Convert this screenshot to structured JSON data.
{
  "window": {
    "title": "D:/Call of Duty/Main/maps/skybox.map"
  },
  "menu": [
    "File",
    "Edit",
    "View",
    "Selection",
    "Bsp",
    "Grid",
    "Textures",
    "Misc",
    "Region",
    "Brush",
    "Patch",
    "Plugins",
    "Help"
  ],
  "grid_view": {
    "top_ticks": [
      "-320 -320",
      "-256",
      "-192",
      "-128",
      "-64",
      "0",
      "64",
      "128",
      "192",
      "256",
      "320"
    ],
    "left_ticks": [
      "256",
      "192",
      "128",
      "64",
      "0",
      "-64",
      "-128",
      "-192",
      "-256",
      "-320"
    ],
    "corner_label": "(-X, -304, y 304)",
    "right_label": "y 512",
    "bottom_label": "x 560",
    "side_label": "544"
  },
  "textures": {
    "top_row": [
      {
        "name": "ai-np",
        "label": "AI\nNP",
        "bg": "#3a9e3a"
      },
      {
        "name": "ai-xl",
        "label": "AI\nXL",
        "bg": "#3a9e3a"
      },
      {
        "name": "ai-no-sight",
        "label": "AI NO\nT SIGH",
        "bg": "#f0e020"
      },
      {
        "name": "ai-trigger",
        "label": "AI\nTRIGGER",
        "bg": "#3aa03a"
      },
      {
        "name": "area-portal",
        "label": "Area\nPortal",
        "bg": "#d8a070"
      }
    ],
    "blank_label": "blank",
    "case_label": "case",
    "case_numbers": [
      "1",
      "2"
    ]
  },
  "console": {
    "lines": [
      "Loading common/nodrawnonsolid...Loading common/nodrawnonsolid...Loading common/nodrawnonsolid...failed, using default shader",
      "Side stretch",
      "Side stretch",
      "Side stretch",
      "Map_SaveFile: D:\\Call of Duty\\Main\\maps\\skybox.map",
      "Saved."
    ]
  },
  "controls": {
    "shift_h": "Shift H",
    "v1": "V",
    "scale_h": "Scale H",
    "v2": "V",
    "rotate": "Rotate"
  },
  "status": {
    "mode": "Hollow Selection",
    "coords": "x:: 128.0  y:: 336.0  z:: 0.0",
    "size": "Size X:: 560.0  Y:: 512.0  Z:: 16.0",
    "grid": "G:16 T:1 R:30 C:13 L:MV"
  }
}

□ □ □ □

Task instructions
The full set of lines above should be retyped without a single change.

Reply to the exercise
Convert this screenshot to structured JSON data.
{
  "window": {
    "title": "D:/Call of Duty/Main/maps/skybox.map"
  },
  "menu": [
    "File",
    "Edit",
    "View",
    "Selection",
    "Bsp",
    "Grid",
    "Textures",
    "Misc",
    "Region",
    "Brush",
    "Patch",
    "Plugins",
    "Help"
  ],
  "grid_view": {
    "top_ticks": [
      "-320 -320",
      "-256",
      "-192",
      "-128",
      "-64",
      "0",
      "64",
      "128",
      "192",
      "256",
      "320"
    ],
    "left_ticks": [
      "256",
      "192",
      "128",
      "64",
      "0",
      "-64",
      "-128",
      "-192",
      "-256",
      "-320"
    ],
    "corner_label": "(-X, -304, y 304)",
    "right_label": "y 512",
    "bottom_label": "x 560",
    "side_label": "544"
  },
  "textures": {
    "top_row": [
      {
        "name": "ai-np",
        "label": "AI\nNP",
        "bg": "#3a9e3a"
      },
      {
        "name": "ai-xl",
        "label": "AI\nXL",
        "bg": "#3a9e3a"
      },
      {
        "name": "ai-no-sight",
        "label": "AI NO\nT SIGH",
        "bg": "#f0e020"
      },
      {
        "name": "ai-trigger",
        "label": "AI\nTRIGGER",
        "bg": "#3aa03a"
      },
      {
        "name": "area-portal",
        "label": "Area\nPortal",
        "bg": "#d8a070"
      }
    ],
    "blank_label": "blank",
    "case_label": "case",
    "case_numbers": [
      "1",
      "2"
    ]
  },
  "console": {
    "lines": [
      "Loading common/nodrawnonsolid...Loading common/nodrawnonsolid...Loading common/nodrawnonsolid...failed, using default shader",
      "Side stretch",
      "Side stretch",
      "Side stretch",
      "Map_SaveFile: D:\\Call of Duty\\Main\\maps\\skybox.map",
      "Saved."
    ]
  },
  "controls": {
    "shift_h": "Shift H",
    "v1": "V",
    "scale_h": "Scale H",
    "v2": "V",
    "rotate": "Rotate"
  },
  "status": {
    "mode": "Hollow Selection",
    "coords": "x:: 128.0  y:: 336.0  z:: 0.0",
    "size": "Size X:: 560.0  Y:: 512.0  Z:: 16.0",
    "grid": "G:16 T:1 R:30 C:13 L:MV"
  }
}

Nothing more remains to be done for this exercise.